Additionally, no matter which avenue guests tap, they’re “still going to get a big aloha when they pick up their drink,” he adds.
That latter point isn’t one to gloss over, Snyder continues. It’s a gap he’s seen form in some concepts as they shifted focus to match digital growth. Along the way, they might have mistaken the demand for convenience as a desire to be treated without hospitality.
An example for Bad Ass Coffee was the rising number of consumers who order ahead but still decide to sit in the café. They want to skirt the line, but not necessarily avoid people altogether. Whether it’s for pickup or at the drive-thru, Snyder says, Bad Ass Coffee trains on making sure its experience translates through the omnichannel. Every guest is going to get the “aloha” greeting and smile that kickstarts their day off right.

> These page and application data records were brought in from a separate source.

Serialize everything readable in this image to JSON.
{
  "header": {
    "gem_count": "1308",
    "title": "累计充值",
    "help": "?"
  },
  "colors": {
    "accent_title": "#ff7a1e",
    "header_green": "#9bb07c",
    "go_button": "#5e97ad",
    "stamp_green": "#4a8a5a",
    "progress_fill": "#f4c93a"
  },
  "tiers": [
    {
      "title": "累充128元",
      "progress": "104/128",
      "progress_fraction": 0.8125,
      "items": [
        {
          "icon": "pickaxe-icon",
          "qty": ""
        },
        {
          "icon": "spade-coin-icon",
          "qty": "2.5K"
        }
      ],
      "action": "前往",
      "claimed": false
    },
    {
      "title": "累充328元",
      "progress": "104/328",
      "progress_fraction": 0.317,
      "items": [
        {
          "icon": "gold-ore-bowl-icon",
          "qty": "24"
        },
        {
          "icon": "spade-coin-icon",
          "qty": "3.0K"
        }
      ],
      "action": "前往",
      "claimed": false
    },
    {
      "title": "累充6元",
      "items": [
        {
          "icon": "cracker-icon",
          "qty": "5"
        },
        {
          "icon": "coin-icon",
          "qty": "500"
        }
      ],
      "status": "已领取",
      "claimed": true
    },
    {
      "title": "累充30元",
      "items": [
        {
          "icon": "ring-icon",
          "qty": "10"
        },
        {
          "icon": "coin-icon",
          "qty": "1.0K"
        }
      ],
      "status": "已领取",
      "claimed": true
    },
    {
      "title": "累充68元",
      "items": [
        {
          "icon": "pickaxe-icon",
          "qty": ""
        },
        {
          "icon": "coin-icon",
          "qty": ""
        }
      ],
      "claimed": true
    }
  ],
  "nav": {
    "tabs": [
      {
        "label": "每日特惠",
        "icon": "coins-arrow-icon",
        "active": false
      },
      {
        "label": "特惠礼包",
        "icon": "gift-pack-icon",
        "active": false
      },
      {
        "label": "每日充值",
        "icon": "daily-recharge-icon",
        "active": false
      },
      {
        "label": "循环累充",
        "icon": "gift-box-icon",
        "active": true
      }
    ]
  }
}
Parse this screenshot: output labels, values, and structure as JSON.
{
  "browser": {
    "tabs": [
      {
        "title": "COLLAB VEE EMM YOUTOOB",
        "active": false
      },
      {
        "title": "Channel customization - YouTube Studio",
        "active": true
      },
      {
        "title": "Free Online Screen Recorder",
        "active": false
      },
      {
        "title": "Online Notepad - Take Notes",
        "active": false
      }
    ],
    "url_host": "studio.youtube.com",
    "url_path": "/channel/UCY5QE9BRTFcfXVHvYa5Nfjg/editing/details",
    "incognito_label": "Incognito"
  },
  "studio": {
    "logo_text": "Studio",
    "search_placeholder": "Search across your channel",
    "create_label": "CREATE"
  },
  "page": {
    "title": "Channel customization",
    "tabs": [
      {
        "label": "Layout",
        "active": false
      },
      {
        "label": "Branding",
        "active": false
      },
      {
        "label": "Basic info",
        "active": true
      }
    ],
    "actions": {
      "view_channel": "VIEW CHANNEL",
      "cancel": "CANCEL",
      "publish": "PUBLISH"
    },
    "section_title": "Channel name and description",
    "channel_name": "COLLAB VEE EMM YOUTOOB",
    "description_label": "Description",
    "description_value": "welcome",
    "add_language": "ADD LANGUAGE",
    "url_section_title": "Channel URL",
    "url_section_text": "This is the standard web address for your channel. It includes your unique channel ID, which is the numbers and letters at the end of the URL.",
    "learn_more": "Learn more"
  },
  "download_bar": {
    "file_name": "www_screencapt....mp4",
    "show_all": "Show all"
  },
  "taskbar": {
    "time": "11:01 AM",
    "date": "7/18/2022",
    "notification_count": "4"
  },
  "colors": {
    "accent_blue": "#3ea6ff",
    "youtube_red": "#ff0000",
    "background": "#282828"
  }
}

In late summer 2022, the brand explored a double drive-thru build that’s become the inspiration for two new prototypes. One is a freestanding drive-thru with a full café that spans roughly 1,650–1,800 square feet. The second is a double-drive thru that’s 500–740 square feet with a pickup window and no interior seating.
It brought Bad Ass Coffee’s suite to five main options for franchisees to choose from: traditional inline, endcap drive-thru, freestanding single or double drive-thru with no indoor seating, freestanding drive-thru with full café, and nontraditional kiosk (grocery, shopping malls, airports, transportation centers, etc.)